**Instructions for the task**
Look through the entries. Copy each line that has the word "label".

**Data supplied**
◆ ◆ ◆ ◆

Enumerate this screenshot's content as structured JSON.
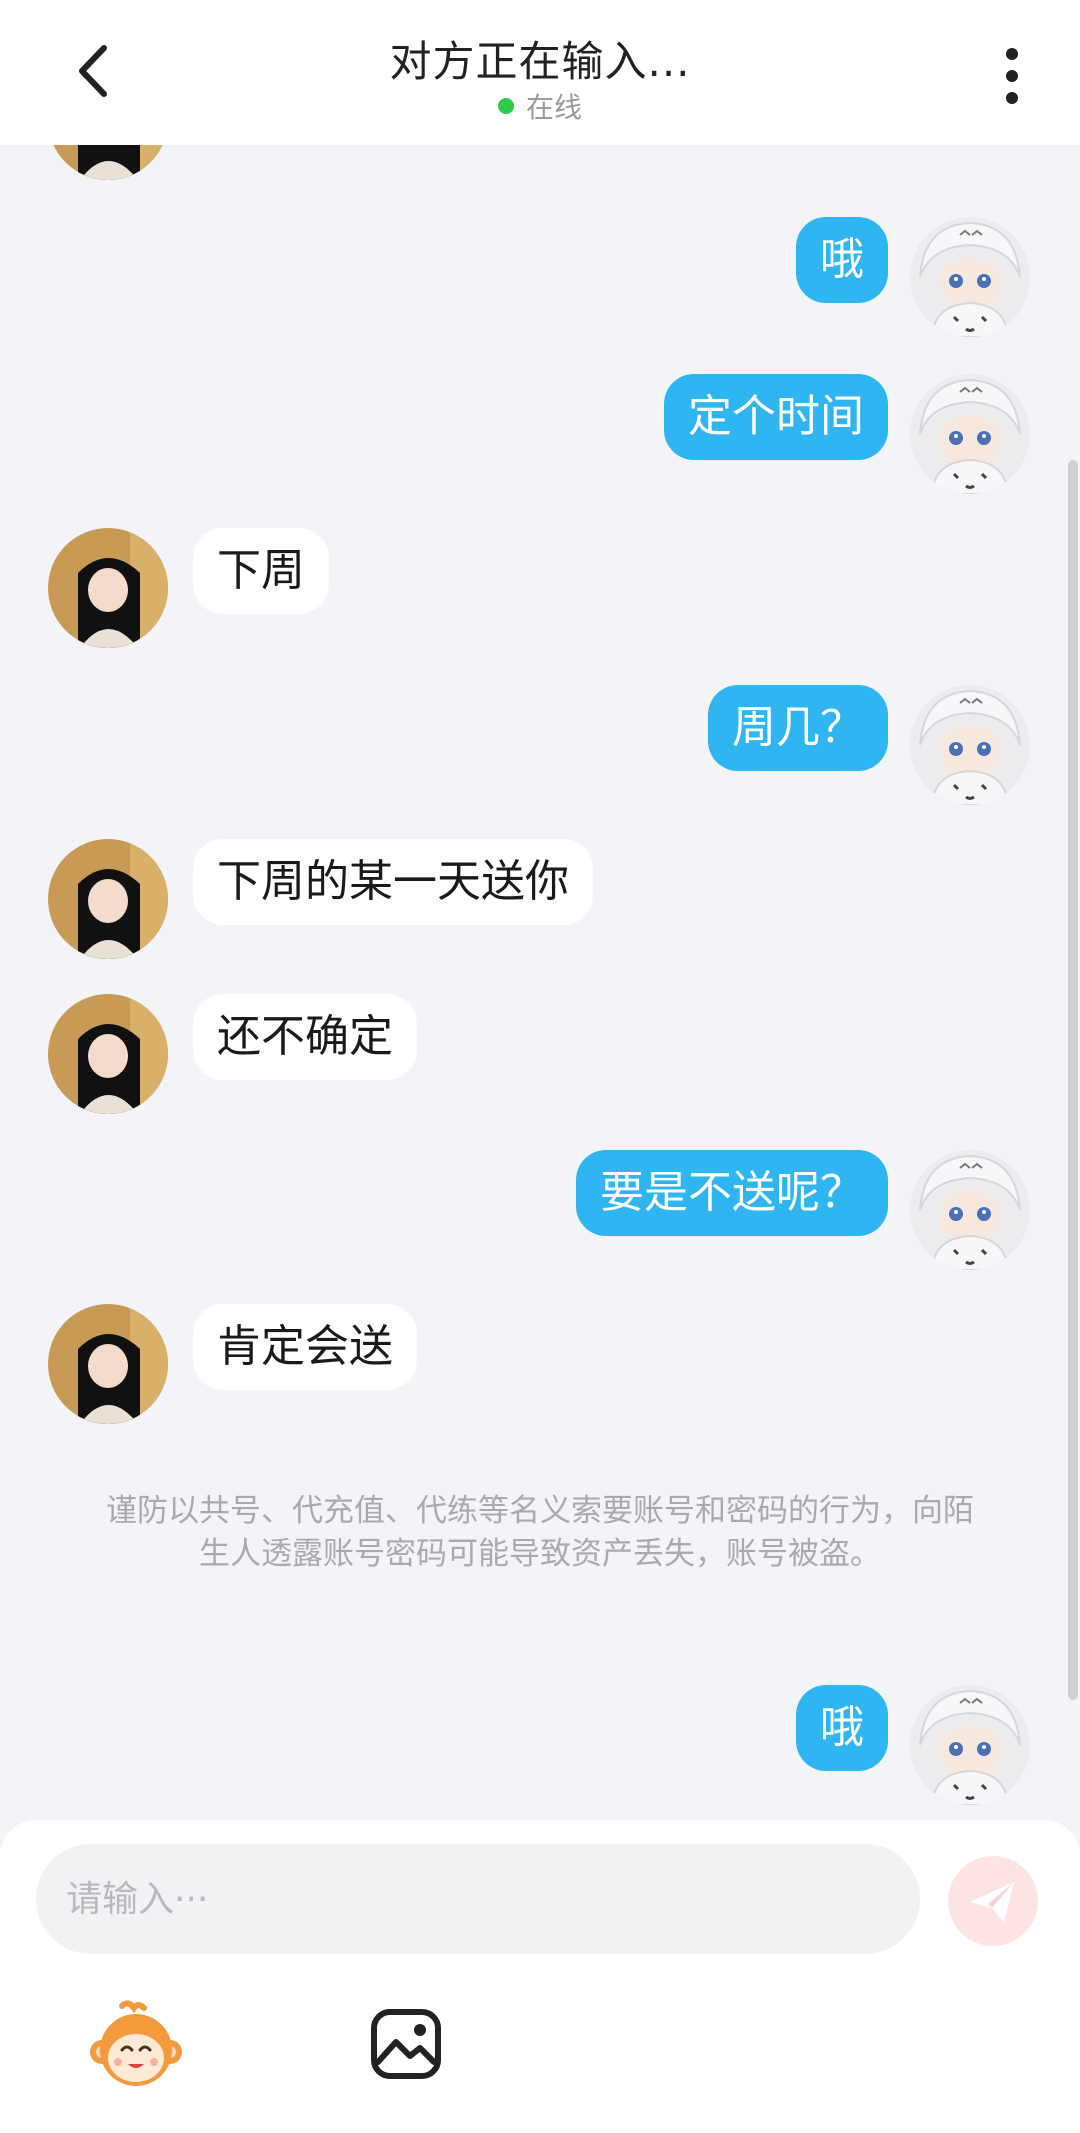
{
  "header": {
    "title": "对方正在输入...",
    "status_text": "在线",
    "status_color": "#2ec946",
    "back_icon": "chevron-left-icon",
    "more_icon": "more-vertical-icon"
  },
  "messages": [
    {
      "direction": "out",
      "text": "哦"
    },
    {
      "direction": "out",
      "text": "定个时间"
    },
    {
      "direction": "in",
      "text": "下周"
    },
    {
      "direction": "out",
      "text": "周几？"
    },
    {
      "direction": "in",
      "text": "下周的某一天送你"
    },
    {
      "direction": "in",
      "text": "还不确定"
    },
    {
      "direction": "out",
      "text": "要是不送呢？"
    },
    {
      "direction": "in",
      "text": "肯定会送"
    },
    {
      "direction": "out",
      "text": "哦"
    }
  ],
  "notice": "谨防以共号、代充值、代练等名义索要账号和密码的行为，向陌生人透露账号密码可能导致资产丢失，账号被盗。",
  "composer": {
    "placeholder": "请输入···",
    "send_icon": "paper-plane-icon",
    "emoji_icon": "monkey-emoji-icon",
    "image_icon": "image-icon"
  },
  "colors": {
    "outgoing_bubble": "#2eb5f2",
    "incoming_bubble": "#ffffff",
    "background": "#f3f4f8"
  }
}
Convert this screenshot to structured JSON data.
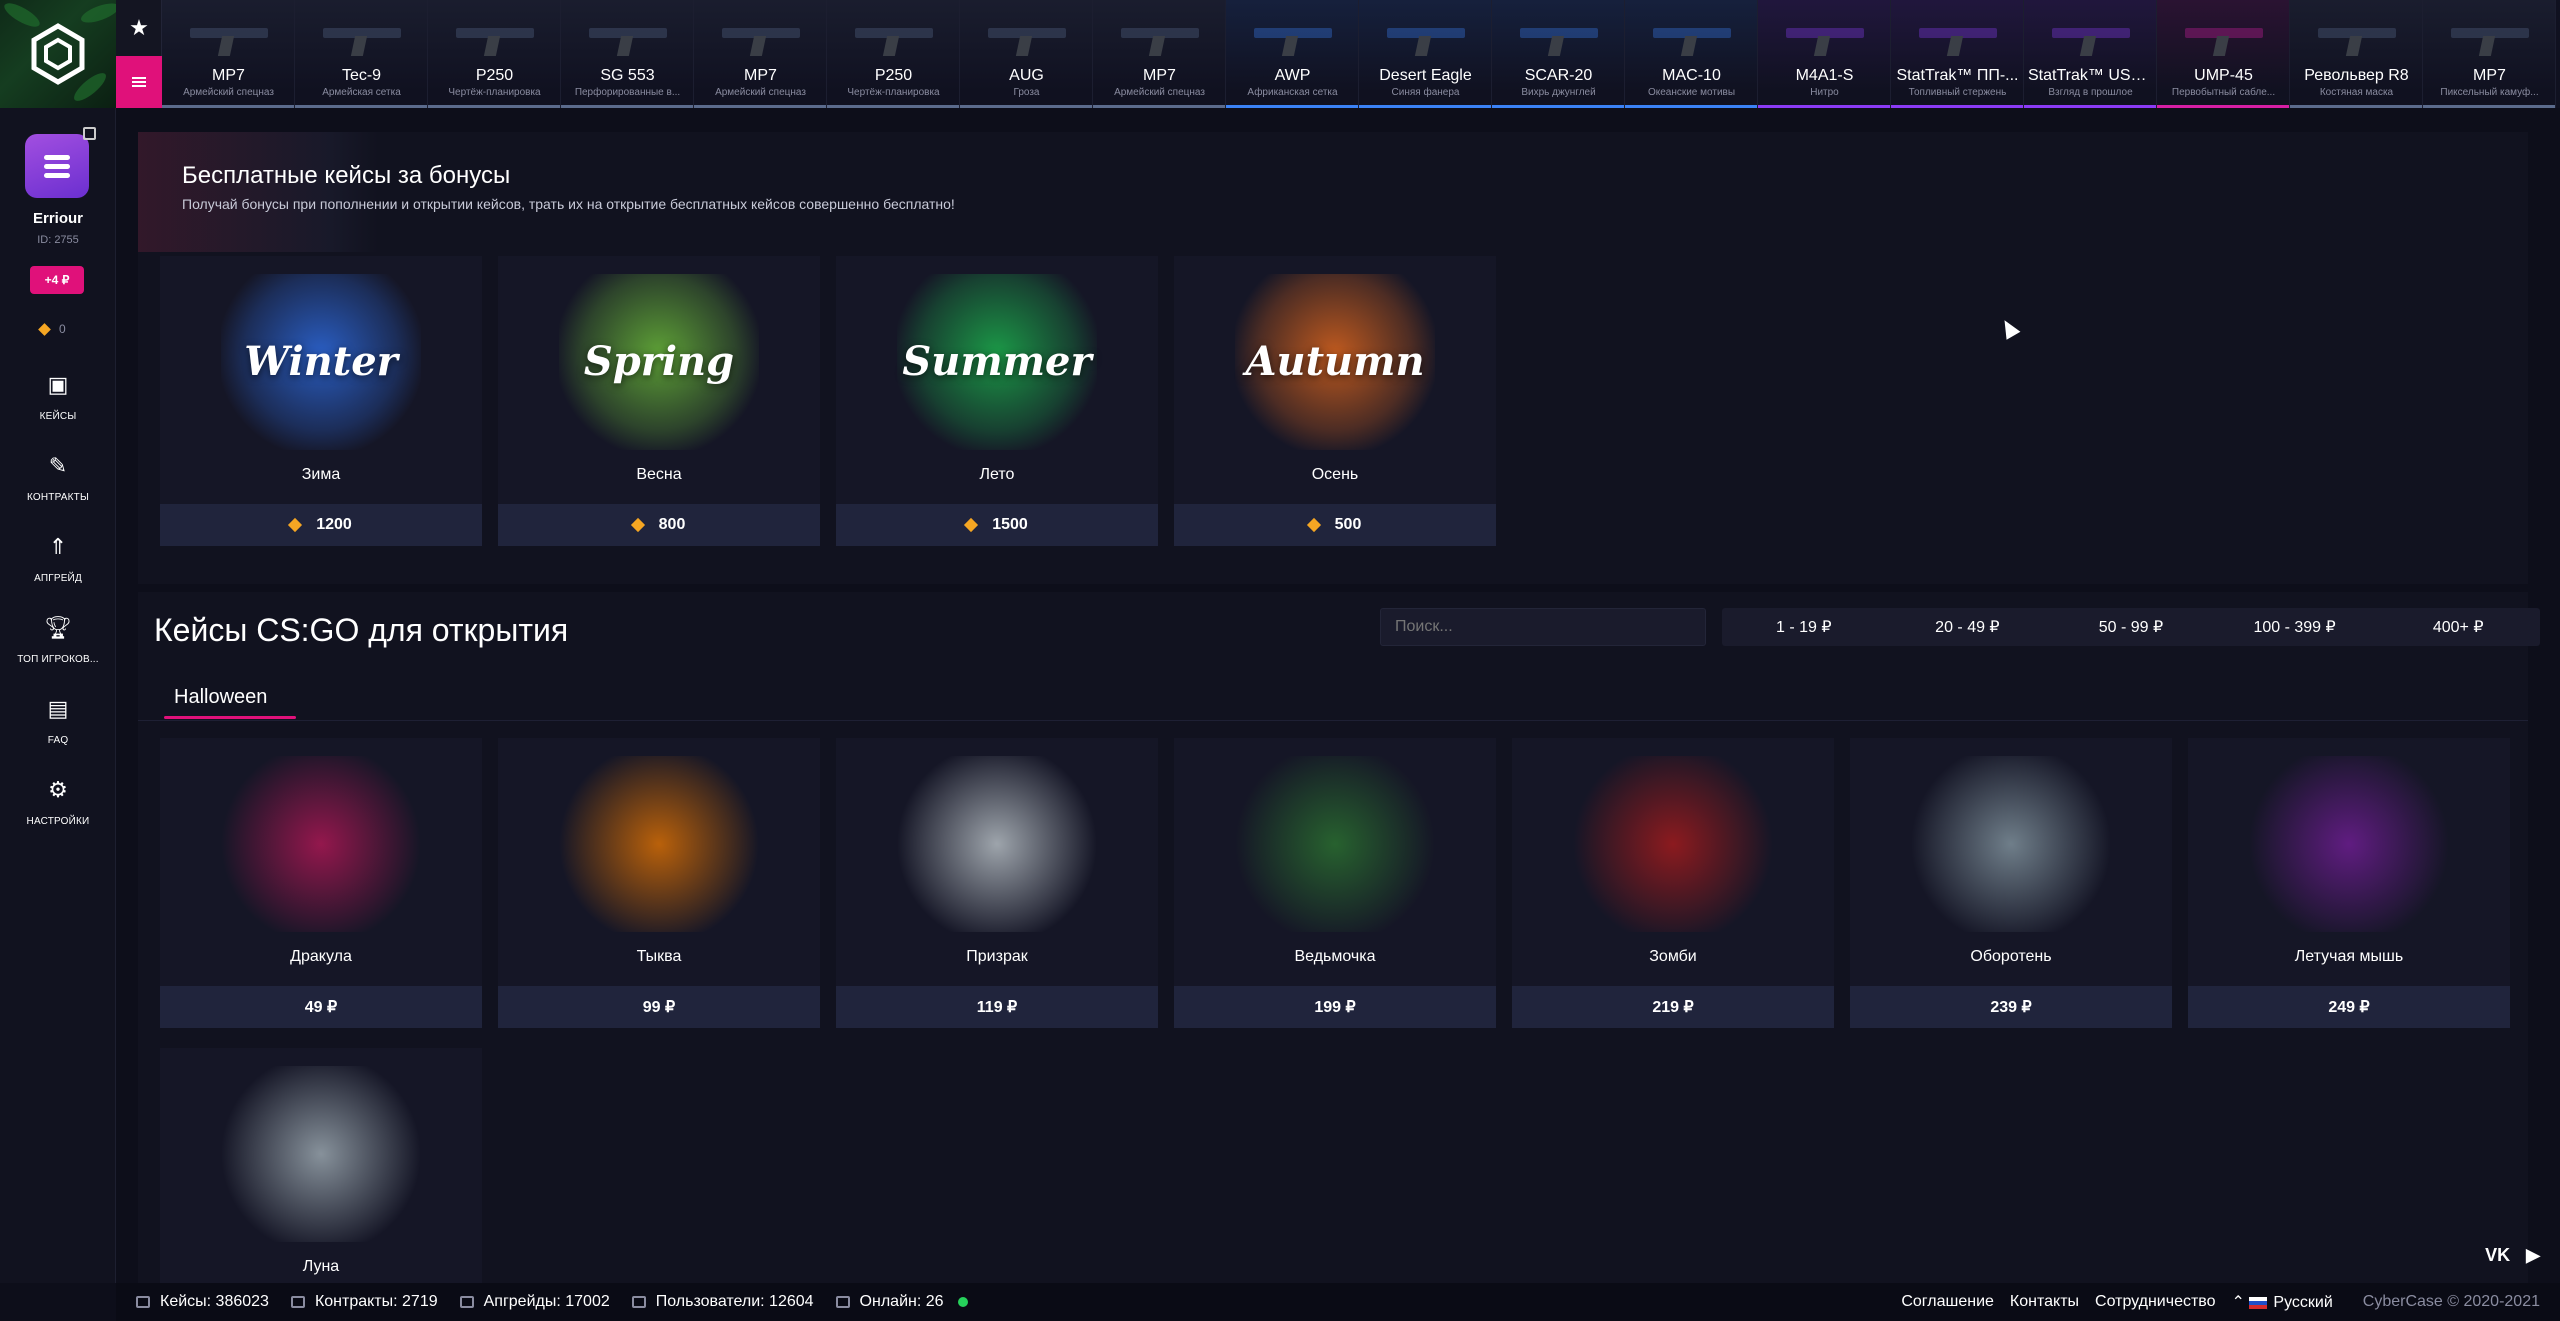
{
  "site": {
    "name": "CyberCase",
    "copyright": "CyberCase © 2020-2021"
  },
  "user": {
    "name": "Erriour",
    "id": "ID: 2755",
    "balance": "+4 ₽",
    "bonus": "0"
  },
  "nav": [
    {
      "label": "КЕЙСЫ",
      "icon": "box-icon"
    },
    {
      "label": "КОНТРАКТЫ",
      "icon": "contract-icon"
    },
    {
      "label": "АПГРЕЙД",
      "icon": "upgrade-icon"
    },
    {
      "label": "ТОП ИГРОКОВ...",
      "icon": "trophy-icon"
    },
    {
      "label": "FAQ",
      "icon": "chat-icon"
    },
    {
      "label": "НАСТРОЙКИ",
      "icon": "gear-icon"
    }
  ],
  "ticker": [
    {
      "name": "MP7",
      "skin": "Армейский спецназ",
      "color": "#5b6b8c"
    },
    {
      "name": "Tec-9",
      "skin": "Армейская сетка",
      "color": "#5b6b8c"
    },
    {
      "name": "P250",
      "skin": "Чертёж-планировка",
      "color": "#5b6b8c"
    },
    {
      "name": "SG 553",
      "skin": "Перфорированные в...",
      "color": "#5b6b8c"
    },
    {
      "name": "MP7",
      "skin": "Армейский спецназ",
      "color": "#5b6b8c"
    },
    {
      "name": "P250",
      "skin": "Чертёж-планировка",
      "color": "#5b6b8c"
    },
    {
      "name": "AUG",
      "skin": "Гроза",
      "color": "#5b6b8c"
    },
    {
      "name": "MP7",
      "skin": "Армейский спецназ",
      "color": "#5b6b8c"
    },
    {
      "name": "AWP",
      "skin": "Африканская сетка",
      "color": "#3b82f6"
    },
    {
      "name": "Desert Eagle",
      "skin": "Синяя фанера",
      "color": "#3b82f6"
    },
    {
      "name": "SCAR-20",
      "skin": "Вихрь джунглей",
      "color": "#3b82f6"
    },
    {
      "name": "MAC-10",
      "skin": "Океанские мотивы",
      "color": "#3b82f6"
    },
    {
      "name": "M4A1-S",
      "skin": "Нитро",
      "color": "#8b3bf6"
    },
    {
      "name": "StatTrak™ ПП-...",
      "skin": "Топливный стержень",
      "color": "#8b3bf6"
    },
    {
      "name": "StatTrak™ USP-S",
      "skin": "Взгляд в прошлое",
      "color": "#8b3bf6"
    },
    {
      "name": "UMP-45",
      "skin": "Первобытный сабле...",
      "color": "#d61fa5"
    },
    {
      "name": "Револьвер R8",
      "skin": "Костяная маска",
      "color": "#5b6b8c"
    },
    {
      "name": "MP7",
      "skin": "Пиксельный камуф...",
      "color": "#5b6b8c"
    }
  ],
  "free": {
    "title": "Бесплатные кейсы за бонусы",
    "subtitle": "Получай бонусы при пополнении и открытии кейсов, трать их на открытие бесплатных кейсов совершенно бесплатно!",
    "cases": [
      {
        "name": "Зима",
        "price": "1200",
        "art": "Winter",
        "color": "#2f6fe8"
      },
      {
        "name": "Весна",
        "price": "800",
        "art": "Spring",
        "color": "#6fc23a"
      },
      {
        "name": "Лето",
        "price": "1500",
        "art": "Summer",
        "color": "#1db84f"
      },
      {
        "name": "Осень",
        "price": "500",
        "art": "Autumn",
        "color": "#e86a1d"
      }
    ]
  },
  "csgo": {
    "title": "Кейсы CS:GO для открытия",
    "search_placeholder": "Поиск...",
    "filters": [
      "1 - 19 ₽",
      "20 - 49 ₽",
      "50 - 99 ₽",
      "100 - 399 ₽",
      "400+ ₽"
    ],
    "tab": "Halloween",
    "cases": [
      {
        "name": "Дракула",
        "price": "49 ₽",
        "color": "#c2185b"
      },
      {
        "name": "Тыква",
        "price": "99 ₽",
        "color": "#f57c00"
      },
      {
        "name": "Призрак",
        "price": "119 ₽",
        "color": "#cfd8dc"
      },
      {
        "name": "Ведьмочка",
        "price": "199 ₽",
        "color": "#2e7d32"
      },
      {
        "name": "Зомби",
        "price": "219 ₽",
        "color": "#b71c1c"
      },
      {
        "name": "Оборотень",
        "price": "239 ₽",
        "color": "#90a4ae"
      },
      {
        "name": "Летучая мышь",
        "price": "249 ₽",
        "color": "#7b1fa2"
      },
      {
        "name": "Луна",
        "price": "",
        "color": "#b0bec5"
      }
    ]
  },
  "footer": {
    "stats": [
      {
        "label": "Кейсы: 386023",
        "icon": "box-icon"
      },
      {
        "label": "Контракты: 2719",
        "icon": "contract-icon"
      },
      {
        "label": "Апгрейды: 17002",
        "icon": "upgrade-icon"
      },
      {
        "label": "Пользователи: 12604",
        "icon": "users-icon"
      },
      {
        "label": "Онлайн: 26",
        "icon": "online-icon"
      }
    ],
    "links": [
      "Соглашение",
      "Контакты",
      "Сотрудничество"
    ],
    "language": "Русский",
    "social": [
      "VK",
      "▶"
    ]
  }
}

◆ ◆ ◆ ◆

**Solution to the problem**
      "label": "КЕЙСЫ",
      "label": "КОНТРАКТЫ",
      "label": "АПГРЕЙД",
      "label": "ТОП ИГРОКОВ...",
      "label": "FAQ",
      "label": "НАСТРОЙКИ",
        "label": "Кейсы: 386023",
        "label": "Контракты: 2719",
        "label": "Апгрейды: 17002",
        "label": "Пользователи: 12604",
        "label": "Онлайн: 26",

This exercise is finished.